Website and app data records:
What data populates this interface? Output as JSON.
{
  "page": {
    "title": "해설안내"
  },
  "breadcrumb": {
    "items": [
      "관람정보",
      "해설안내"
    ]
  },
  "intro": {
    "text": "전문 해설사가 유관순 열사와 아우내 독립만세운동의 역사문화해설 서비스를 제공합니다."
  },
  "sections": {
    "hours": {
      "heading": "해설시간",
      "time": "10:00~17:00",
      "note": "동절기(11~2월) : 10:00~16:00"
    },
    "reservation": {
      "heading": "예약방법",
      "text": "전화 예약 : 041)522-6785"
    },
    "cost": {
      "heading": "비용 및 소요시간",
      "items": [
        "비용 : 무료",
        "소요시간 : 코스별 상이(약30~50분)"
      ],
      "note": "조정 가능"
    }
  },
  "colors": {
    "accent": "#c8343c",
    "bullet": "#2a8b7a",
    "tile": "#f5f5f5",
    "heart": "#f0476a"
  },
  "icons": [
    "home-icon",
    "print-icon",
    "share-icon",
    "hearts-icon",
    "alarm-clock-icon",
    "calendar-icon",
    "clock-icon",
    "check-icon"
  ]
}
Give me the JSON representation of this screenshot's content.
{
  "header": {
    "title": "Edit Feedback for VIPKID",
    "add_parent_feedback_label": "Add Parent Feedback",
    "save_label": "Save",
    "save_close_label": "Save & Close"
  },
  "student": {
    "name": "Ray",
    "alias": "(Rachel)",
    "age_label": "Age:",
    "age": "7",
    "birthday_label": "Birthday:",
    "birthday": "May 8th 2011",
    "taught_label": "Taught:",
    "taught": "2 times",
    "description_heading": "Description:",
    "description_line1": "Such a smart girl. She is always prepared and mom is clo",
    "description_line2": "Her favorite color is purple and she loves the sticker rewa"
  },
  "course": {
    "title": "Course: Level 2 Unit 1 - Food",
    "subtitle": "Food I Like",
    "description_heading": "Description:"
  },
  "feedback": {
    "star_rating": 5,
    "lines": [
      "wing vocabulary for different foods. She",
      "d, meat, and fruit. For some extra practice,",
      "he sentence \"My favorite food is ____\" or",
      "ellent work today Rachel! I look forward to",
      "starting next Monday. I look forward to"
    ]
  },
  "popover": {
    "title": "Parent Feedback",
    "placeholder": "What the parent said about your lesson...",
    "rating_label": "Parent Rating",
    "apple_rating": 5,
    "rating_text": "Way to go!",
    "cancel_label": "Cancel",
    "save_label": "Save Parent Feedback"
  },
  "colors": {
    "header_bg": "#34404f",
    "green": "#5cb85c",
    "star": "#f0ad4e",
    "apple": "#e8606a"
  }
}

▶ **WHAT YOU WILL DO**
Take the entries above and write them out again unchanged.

▶ **EXERCISE RESPONSE**
What data populates this interface? Output as JSON.
{
  "page": {
    "title": "해설안내"
  },
  "breadcrumb": {
    "items": [
      "관람정보",
      "해설안내"
    ]
  },
  "intro": {
    "text": "전문 해설사가 유관순 열사와 아우내 독립만세운동의 역사문화해설 서비스를 제공합니다."
  },
  "sections": {
    "hours": {
      "heading": "해설시간",
      "time": "10:00~17:00",
      "note": "동절기(11~2월) : 10:00~16:00"
    },
    "reservation": {
      "heading": "예약방법",
      "text": "전화 예약 : 041)522-6785"
    },
    "cost": {
      "heading": "비용 및 소요시간",
      "items": [
        "비용 : 무료",
        "소요시간 : 코스별 상이(약30~50분)"
      ],
      "note": "조정 가능"
    }
  },
  "colors": {
    "accent": "#c8343c",
    "bullet": "#2a8b7a",
    "tile": "#f5f5f5",
    "heart": "#f0476a"
  },
  "icons": [
    "home-icon",
    "print-icon",
    "share-icon",
    "hearts-icon",
    "alarm-clock-icon",
    "calendar-icon",
    "clock-icon",
    "check-icon"
  ]
}
Give me the JSON representation of this screenshot's content.
{
  "header": {
    "title": "Edit Feedback for VIPKID",
    "add_parent_feedback_label": "Add Parent Feedback",
    "save_label": "Save",
    "save_close_label": "Save & Close"
  },
  "student": {
    "name": "Ray",
    "alias": "(Rachel)",
    "age_label": "Age:",
    "age": "7",
    "birthday_label": "Birthday:",
    "birthday": "May 8th 2011",
    "taught_label": "Taught:",
    "taught": "2 times",
    "description_heading": "Description:",
    "description_line1": "Such a smart girl. She is always prepared and mom is clo",
    "description_line2": "Her favorite color is purple and she loves the sticker rewa"
  },
  "course": {
    "title": "Course: Level 2 Unit 1 - Food",
    "subtitle": "Food I Like",
    "description_heading": "Description:"
  },
  "feedback": {
    "star_rating": 5,
    "lines": [
      "wing vocabulary for different foods. She",
      "d, meat, and fruit. For some extra practice,",
      "he sentence \"My favorite food is ____\" or",
      "ellent work today Rachel! I look forward to",
      "starting next Monday. I look forward to"
    ]
  },
  "popover": {
    "title": "Parent Feedback",
    "placeholder": "What the parent said about your lesson...",
    "rating_label": "Parent Rating",
    "apple_rating": 5,
    "rating_text": "Way to go!",
    "cancel_label": "Cancel",
    "save_label": "Save Parent Feedback"
  },
  "colors": {
    "header_bg": "#34404f",
    "green": "#5cb85c",
    "star": "#f0ad4e",
    "apple": "#e8606a"
  }
}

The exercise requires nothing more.